The cost to finance and construct new sorting and composting facilities at Tajiguas Landfill to extend the dump’s diminishing lifespan has jumped $91 million — to $540 million — since the city signed on to the county-led project in December 2016, the council heard Tuesday. A redesign, lawsuit, and increasingly volatile recyclables market created the delays and unforeseen price increases, city environmental and financial managers said, pushing the project’s timeline another two years out and inflating tipping fees to an expected $142 per ton.

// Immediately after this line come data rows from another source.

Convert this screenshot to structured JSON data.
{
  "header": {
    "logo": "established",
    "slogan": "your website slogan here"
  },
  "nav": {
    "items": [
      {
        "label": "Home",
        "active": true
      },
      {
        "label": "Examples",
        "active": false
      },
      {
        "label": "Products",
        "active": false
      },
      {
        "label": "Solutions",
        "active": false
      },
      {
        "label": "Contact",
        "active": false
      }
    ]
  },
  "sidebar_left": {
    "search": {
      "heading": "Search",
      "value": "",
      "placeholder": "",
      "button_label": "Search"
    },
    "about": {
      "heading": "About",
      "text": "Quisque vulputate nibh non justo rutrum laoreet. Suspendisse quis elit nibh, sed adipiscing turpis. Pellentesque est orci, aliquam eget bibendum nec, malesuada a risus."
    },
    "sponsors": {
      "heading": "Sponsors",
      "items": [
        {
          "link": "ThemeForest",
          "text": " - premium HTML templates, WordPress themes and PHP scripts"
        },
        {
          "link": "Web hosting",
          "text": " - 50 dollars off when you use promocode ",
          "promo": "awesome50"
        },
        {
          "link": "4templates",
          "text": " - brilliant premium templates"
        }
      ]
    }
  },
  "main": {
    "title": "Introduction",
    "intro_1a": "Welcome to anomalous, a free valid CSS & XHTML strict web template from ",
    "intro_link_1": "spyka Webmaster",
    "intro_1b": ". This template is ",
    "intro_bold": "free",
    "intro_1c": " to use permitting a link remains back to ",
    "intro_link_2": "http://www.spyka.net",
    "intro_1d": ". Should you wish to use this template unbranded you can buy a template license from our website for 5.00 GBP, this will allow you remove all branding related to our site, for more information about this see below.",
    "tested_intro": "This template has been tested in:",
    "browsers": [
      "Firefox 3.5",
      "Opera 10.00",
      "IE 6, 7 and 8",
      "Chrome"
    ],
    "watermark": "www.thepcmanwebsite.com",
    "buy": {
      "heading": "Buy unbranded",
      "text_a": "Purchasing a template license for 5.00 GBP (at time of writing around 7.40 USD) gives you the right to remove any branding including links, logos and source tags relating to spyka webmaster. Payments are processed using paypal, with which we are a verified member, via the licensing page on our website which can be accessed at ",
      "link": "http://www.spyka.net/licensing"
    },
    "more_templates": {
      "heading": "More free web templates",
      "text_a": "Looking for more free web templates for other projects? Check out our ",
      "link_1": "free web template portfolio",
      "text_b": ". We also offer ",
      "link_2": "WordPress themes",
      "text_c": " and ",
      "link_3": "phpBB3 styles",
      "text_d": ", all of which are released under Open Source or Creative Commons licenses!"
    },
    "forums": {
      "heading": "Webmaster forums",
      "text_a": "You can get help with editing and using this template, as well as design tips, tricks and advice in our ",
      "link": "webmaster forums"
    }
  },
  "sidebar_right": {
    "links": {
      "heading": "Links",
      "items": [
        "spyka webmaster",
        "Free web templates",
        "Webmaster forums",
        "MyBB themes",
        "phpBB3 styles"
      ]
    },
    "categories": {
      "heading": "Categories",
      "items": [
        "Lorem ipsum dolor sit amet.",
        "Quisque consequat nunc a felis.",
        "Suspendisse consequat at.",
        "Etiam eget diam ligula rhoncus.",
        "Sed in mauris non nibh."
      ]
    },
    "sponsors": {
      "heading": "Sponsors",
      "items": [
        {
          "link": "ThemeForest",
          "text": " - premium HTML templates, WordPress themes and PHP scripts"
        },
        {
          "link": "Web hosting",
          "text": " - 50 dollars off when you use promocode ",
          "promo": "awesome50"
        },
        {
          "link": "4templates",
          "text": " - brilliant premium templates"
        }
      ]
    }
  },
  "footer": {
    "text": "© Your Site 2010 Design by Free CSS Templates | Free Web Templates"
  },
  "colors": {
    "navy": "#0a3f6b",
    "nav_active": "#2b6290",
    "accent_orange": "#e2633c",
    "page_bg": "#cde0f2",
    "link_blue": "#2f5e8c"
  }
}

Translated into monthly trash bills, that would mean a $9 jump for the average resident and a $90 spike for the average business when the new facilities went online.
Phil McKenna, former president of the Gaviota Coast Conservancy, which legally challenged the project on California Environmental Quality Act grounds, urged the council to use the delay to explore other options. “The heart of this is that the costs are going up and the revenues are going down,” he said, emphasizing how China’s recent waste-import ban has upended the global recycling market. “The trade war with China has directly affected the City of Santa Barbara,” he said. Given the project’s constantly growing price tag, McKenna went on, “You desperately need to look at alternatives.”
By Paul Wellman (file)